What is Chapter 7 bankruptcy?

This is a liquidating bankruptcy, formerly called straight bankruptcy. Its principal advantage is that in a personal Chapter 7 or a business Chapter 7 filing, you come out without any future personal obligations for your discharged debts.

Which kind of bankruptcy should I file?

This is a difficult question to answer without sitting down for a consultation to review your situation and the different types of bankruptcy. Generally, Chapter 7 is a better way to deal with only unsecured debt, or when you simply want to walk away from everything and start over. Chapter 13 is more complex — you’ll have to make plan payments for up to five years, but it can allow you to save your home from foreclosure and protect your other assets.

Will filing bankruptcy stop creditor harassment?

Once you submit the required paperwork to the bankruptcy court, the court issues an automatic stay. This is like a restraining order against your creditors and prevents them from contacting you to recover money, seize your property or place liens on your home. We have seen the relief that clients experience when they are no longer bothered by creditors.
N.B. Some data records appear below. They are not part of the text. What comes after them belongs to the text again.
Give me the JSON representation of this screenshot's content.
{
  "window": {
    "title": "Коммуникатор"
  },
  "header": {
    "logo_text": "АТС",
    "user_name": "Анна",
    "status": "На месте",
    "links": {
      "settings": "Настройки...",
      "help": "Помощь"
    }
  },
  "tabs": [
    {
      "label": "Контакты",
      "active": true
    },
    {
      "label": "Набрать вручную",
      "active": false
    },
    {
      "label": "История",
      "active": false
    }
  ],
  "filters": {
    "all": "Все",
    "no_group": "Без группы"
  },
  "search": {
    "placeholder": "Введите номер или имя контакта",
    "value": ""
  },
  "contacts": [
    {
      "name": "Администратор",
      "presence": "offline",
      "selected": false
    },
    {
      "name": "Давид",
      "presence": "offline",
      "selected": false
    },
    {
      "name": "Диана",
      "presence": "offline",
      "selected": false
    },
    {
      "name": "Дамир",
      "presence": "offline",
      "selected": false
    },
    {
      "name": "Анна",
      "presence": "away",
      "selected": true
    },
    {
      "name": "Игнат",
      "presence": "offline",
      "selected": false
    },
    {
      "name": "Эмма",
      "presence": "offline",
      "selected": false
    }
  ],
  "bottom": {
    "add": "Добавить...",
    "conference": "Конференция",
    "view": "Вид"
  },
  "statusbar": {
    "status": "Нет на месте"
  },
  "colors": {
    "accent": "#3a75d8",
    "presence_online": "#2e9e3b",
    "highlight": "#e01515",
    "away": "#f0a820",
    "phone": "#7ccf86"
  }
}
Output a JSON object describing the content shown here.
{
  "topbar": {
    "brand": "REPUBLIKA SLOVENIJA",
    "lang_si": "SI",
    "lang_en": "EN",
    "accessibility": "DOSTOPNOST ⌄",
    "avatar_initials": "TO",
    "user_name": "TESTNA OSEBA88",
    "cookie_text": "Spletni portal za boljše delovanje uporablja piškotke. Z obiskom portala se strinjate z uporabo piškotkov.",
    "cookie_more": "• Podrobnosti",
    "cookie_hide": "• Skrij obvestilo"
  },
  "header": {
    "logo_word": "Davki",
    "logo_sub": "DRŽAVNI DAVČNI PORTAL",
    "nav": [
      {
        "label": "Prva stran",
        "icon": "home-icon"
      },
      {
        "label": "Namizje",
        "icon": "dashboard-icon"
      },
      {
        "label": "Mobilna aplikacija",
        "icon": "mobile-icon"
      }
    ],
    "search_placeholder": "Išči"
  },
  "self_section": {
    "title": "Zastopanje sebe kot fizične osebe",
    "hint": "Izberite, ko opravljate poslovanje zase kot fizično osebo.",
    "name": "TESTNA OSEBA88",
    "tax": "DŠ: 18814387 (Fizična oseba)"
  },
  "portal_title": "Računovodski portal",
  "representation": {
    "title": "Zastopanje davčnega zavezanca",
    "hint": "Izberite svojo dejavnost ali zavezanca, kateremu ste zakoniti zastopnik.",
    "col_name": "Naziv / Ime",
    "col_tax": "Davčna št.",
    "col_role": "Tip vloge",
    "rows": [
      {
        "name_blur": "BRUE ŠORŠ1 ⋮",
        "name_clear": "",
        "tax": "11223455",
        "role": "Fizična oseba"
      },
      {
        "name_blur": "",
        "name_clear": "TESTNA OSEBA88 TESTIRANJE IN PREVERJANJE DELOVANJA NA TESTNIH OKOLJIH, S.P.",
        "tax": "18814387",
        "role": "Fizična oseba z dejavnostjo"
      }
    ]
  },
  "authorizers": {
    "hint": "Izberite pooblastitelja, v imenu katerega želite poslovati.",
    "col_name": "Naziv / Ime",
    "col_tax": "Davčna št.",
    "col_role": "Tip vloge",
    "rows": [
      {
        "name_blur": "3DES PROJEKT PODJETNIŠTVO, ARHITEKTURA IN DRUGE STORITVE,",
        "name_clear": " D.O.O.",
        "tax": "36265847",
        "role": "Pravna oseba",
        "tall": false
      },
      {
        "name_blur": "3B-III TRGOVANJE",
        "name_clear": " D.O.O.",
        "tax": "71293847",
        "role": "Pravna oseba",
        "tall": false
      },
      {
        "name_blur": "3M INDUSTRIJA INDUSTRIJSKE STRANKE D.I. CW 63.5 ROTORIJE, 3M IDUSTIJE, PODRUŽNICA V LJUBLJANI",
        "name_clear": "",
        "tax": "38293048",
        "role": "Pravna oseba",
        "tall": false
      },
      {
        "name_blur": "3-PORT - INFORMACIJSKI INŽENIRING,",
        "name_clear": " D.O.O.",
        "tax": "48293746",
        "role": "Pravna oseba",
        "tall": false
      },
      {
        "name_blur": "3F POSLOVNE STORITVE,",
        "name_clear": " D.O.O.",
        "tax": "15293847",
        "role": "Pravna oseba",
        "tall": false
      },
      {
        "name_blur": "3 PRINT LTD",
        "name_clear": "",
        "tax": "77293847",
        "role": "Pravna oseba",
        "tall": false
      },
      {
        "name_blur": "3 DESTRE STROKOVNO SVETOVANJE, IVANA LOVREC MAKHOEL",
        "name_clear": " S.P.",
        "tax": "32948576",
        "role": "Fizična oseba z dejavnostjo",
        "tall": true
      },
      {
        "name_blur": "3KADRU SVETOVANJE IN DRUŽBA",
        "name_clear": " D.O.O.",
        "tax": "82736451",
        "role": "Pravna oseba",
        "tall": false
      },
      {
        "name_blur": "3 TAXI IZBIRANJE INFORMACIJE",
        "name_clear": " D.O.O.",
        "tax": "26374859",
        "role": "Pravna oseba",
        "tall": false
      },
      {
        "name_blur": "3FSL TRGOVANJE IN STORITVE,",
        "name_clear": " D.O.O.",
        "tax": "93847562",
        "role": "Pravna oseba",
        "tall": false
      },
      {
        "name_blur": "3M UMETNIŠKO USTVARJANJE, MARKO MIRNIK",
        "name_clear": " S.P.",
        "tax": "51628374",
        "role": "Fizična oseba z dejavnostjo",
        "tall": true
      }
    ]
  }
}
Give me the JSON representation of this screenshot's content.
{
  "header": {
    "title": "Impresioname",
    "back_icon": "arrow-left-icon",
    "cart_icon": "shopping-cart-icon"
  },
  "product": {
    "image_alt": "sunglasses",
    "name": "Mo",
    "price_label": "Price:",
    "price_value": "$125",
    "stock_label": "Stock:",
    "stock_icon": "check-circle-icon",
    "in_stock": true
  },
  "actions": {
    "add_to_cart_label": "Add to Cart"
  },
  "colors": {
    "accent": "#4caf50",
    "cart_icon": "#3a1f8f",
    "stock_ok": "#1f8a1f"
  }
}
Will I be able to get credit again after I file bankruptcy?

Yes. Most of our clients receive pre-approved credit applications in the mail shortly after their bankruptcy is discharged. However, you will probably have to pay higher interest rates.